Mr. Miller is an 84-year-old, Polish-born Munich local, who shamelessly (but not regrettably) interrupted our tour of Munich today in the Marienplatz. He staggered up to Ozzie, totally wasted on Glühwein (waving his Glühwein mug around); and wouldn't leave us alone until he'd told us his life story (at times, in surprisingly passable English), and sung us a few songs in G-d knows what language. You gotta see it to believe it: so check out the video below.
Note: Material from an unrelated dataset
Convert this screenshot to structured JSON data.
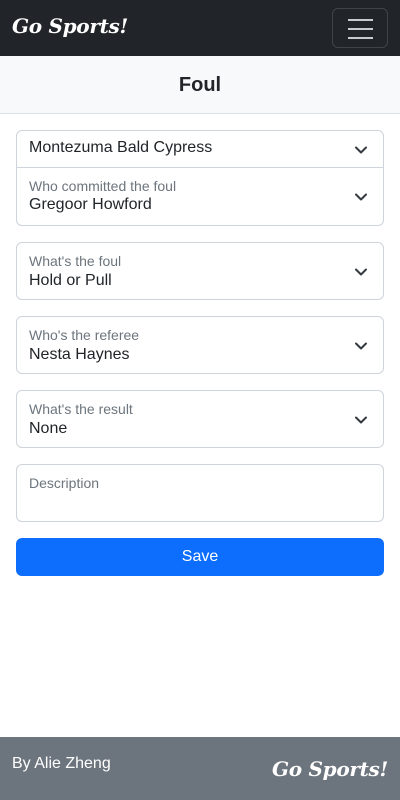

Exactly one month after arriving in Italy, today I said goodbye to this crazy but lovable country, and headed north to the colder, more efficient, not-quite-as-fun world of Central Europe. Once again, I had to battle with my dear friends at TrenI-frikking-talia in order to get anywhere — boy, will I be glad to see the back of them — but even in the face of a nationwide train strike today, I managed to cross the border, to cruise through the majestic snow-covered peaks and still lakes of the Swiss Alps, and to reach my uncle and aunt in Zürich by the afternoon. Italy, it's been a pazzo four-and-a-half weeks, but I'm afraid it's time to say "ciao baby".